**Source data**:
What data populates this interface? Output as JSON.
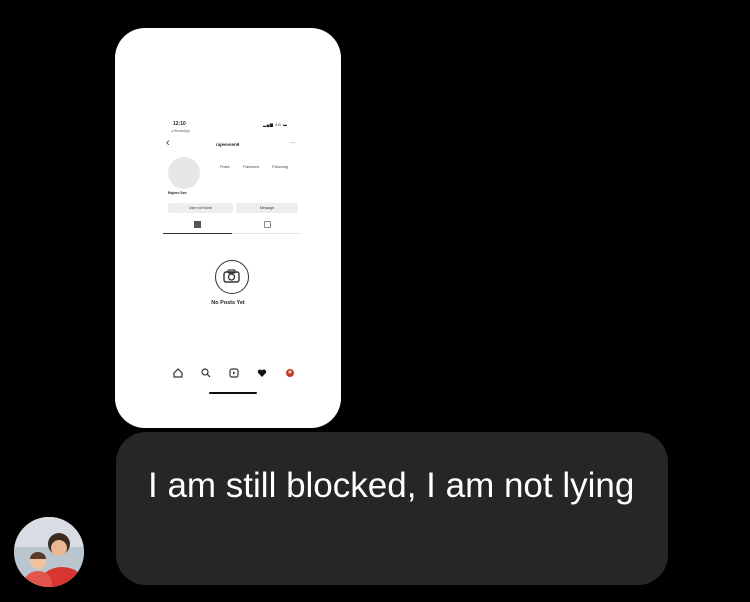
{
  "screenshot": {
    "status_time": "12:10",
    "status_sub": "◂ WhatsApp",
    "status_icons": "▂▄▆ 4G ▬",
    "username": "rajeevsen9",
    "stats": [
      "Posts",
      "Followers",
      "Following"
    ],
    "display_name": "Rajeev Sen",
    "btn_primary": "User not found",
    "btn_secondary": "Message",
    "empty_text": "No Posts Yet"
  },
  "message": {
    "text": "I am still blocked, I am not lying"
  },
  "colors": {
    "background": "#000000",
    "bubble": "#262626",
    "text": "#ffffff"
  }
}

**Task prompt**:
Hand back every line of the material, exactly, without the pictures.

**Exercise response**:
What data populates this interface? Output as JSON.
{
  "screenshot": {
    "status_time": "12:10",
    "status_sub": "◂ WhatsApp",
    "status_icons": "▂▄▆ 4G ▬",
    "username": "rajeevsen9",
    "stats": [
      "Posts",
      "Followers",
      "Following"
    ],
    "display_name": "Rajeev Sen",
    "btn_primary": "User not found",
    "btn_secondary": "Message",
    "empty_text": "No Posts Yet"
  },
  "message": {
    "text": "I am still blocked, I am not lying"
  },
  "colors": {
    "background": "#000000",
    "bubble": "#262626",
    "text": "#ffffff"
  }
}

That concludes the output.